What to produce:
Among the records that follow, how many lines contain the word "this"? Give the number and no other words.

== Segment start ==

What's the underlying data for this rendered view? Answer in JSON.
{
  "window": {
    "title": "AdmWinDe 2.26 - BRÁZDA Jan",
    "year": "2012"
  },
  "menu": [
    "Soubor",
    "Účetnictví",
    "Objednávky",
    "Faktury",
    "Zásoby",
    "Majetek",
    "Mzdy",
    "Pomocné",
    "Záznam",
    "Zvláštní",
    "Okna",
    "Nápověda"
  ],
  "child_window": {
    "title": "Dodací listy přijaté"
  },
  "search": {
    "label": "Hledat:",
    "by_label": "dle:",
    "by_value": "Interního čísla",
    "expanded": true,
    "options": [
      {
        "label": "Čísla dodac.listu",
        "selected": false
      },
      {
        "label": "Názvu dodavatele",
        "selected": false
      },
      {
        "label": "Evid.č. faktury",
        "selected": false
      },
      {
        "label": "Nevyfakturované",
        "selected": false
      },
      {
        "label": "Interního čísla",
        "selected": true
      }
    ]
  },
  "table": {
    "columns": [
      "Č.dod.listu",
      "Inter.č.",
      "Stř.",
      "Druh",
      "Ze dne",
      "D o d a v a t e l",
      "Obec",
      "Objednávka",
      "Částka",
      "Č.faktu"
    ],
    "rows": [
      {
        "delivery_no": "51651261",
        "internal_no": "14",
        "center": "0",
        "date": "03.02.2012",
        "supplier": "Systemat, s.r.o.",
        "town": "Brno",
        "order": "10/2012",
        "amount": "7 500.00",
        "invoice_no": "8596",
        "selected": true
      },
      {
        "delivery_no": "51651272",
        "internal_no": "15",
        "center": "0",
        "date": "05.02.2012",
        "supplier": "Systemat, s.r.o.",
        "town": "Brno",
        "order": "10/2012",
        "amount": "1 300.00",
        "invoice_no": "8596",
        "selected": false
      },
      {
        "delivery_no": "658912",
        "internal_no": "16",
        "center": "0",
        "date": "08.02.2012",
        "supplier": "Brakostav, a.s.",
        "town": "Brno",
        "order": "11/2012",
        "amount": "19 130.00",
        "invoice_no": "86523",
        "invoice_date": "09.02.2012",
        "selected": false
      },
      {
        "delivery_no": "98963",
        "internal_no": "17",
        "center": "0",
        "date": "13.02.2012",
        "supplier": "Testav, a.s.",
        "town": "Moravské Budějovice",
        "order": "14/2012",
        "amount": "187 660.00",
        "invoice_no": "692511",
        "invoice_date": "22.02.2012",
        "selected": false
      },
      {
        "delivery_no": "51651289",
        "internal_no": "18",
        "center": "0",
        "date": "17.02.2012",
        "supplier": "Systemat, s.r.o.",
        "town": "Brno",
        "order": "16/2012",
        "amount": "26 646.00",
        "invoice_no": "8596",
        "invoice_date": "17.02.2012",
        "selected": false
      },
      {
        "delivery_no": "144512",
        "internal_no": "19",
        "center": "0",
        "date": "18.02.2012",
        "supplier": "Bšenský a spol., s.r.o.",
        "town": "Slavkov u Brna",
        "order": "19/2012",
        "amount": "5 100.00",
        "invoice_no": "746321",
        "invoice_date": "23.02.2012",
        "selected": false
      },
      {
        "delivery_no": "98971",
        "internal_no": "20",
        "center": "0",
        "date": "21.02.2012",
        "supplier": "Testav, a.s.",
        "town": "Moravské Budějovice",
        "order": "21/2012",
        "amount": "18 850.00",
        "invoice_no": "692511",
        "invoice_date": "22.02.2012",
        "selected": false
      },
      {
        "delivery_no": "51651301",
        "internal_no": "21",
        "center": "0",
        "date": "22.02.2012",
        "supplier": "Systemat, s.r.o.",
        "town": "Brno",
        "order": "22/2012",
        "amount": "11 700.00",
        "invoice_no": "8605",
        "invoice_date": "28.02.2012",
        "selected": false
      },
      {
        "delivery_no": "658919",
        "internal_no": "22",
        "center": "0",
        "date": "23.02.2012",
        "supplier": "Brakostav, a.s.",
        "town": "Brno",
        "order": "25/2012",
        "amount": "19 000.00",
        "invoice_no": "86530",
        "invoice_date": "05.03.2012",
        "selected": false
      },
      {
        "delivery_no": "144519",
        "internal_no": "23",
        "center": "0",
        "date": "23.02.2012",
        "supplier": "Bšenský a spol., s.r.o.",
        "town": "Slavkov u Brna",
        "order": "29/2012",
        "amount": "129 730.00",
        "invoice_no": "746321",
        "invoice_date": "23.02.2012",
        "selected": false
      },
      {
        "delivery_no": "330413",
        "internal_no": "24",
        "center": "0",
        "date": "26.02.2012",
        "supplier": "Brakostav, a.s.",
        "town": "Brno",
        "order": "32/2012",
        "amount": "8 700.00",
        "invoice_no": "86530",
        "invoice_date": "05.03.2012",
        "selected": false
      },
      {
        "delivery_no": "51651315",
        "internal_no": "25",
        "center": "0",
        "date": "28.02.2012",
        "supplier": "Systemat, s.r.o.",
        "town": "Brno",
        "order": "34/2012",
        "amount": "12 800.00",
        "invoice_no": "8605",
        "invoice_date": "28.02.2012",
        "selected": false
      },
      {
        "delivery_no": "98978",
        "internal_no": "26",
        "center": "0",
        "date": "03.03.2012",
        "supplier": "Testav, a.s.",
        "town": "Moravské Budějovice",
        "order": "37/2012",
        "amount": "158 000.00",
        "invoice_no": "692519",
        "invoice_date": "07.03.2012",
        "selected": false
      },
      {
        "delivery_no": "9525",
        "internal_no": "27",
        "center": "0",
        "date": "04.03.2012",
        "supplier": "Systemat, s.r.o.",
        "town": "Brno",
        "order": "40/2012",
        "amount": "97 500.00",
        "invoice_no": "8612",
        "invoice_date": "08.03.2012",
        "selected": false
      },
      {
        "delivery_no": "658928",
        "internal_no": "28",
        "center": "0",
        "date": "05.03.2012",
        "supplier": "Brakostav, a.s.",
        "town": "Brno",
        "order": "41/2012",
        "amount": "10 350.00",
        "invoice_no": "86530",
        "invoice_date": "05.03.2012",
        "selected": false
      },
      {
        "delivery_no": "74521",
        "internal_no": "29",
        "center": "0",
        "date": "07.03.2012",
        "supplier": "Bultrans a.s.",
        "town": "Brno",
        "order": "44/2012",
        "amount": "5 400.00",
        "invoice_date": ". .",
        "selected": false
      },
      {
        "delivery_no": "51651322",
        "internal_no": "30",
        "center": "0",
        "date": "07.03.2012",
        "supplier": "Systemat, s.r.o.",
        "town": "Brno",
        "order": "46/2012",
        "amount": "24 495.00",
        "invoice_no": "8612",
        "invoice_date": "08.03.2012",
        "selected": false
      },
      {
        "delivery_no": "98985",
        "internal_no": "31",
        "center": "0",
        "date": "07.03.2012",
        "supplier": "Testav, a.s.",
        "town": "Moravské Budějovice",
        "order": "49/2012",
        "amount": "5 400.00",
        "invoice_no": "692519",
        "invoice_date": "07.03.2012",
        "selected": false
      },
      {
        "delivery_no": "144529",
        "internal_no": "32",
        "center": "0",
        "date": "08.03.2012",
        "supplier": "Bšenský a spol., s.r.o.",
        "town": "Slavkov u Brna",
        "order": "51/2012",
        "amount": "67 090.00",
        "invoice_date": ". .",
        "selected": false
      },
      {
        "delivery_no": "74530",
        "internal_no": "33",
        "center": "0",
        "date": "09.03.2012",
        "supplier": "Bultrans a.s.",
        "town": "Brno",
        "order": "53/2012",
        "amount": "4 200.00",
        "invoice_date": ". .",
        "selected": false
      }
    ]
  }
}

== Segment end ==
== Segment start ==

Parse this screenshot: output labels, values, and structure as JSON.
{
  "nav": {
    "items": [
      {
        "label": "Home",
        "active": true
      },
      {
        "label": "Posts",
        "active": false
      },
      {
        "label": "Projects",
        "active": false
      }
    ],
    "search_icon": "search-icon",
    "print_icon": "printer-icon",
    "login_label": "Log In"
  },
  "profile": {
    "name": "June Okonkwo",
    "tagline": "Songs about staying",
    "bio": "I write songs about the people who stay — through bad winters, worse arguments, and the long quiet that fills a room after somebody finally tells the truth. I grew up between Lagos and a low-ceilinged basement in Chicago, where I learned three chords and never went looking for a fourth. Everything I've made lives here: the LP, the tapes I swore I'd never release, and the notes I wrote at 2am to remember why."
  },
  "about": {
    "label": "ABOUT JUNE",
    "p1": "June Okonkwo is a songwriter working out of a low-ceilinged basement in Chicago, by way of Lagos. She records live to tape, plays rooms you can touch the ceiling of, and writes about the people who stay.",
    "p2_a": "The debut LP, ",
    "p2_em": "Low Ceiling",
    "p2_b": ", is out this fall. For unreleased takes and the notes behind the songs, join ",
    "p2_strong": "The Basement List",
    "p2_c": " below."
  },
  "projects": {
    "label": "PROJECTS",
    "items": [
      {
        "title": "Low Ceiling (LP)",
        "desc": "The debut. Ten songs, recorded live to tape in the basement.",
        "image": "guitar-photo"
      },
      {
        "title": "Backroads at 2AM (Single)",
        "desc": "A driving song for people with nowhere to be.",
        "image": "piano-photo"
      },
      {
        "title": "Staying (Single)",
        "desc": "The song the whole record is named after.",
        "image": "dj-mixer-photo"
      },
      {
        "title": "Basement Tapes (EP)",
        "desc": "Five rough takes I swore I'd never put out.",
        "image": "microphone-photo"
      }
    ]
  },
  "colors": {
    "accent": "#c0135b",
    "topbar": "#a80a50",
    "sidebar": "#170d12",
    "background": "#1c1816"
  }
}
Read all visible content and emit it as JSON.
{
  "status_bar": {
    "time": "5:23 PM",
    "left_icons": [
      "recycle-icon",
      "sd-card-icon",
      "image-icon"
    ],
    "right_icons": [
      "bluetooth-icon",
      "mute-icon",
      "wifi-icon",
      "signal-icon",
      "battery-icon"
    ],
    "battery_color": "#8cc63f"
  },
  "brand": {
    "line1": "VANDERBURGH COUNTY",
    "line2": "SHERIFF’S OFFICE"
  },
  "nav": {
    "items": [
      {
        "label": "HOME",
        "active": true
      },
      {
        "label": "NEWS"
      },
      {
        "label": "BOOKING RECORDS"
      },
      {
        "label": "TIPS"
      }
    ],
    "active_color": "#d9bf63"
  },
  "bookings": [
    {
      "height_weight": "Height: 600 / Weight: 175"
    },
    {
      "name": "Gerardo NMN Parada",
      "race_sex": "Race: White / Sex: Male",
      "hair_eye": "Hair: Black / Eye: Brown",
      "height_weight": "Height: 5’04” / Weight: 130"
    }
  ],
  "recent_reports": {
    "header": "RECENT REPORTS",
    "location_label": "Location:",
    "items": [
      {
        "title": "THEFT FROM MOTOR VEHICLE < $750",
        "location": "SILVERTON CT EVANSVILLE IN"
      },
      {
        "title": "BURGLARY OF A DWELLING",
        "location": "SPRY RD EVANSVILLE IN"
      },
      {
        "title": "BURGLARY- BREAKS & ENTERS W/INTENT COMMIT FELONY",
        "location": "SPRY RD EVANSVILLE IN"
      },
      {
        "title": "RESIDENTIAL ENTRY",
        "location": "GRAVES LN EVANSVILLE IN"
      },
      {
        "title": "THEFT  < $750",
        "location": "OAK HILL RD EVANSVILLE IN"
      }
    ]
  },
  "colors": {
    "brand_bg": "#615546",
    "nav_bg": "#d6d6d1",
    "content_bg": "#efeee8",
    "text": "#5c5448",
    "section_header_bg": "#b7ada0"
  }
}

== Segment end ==

Answer:
3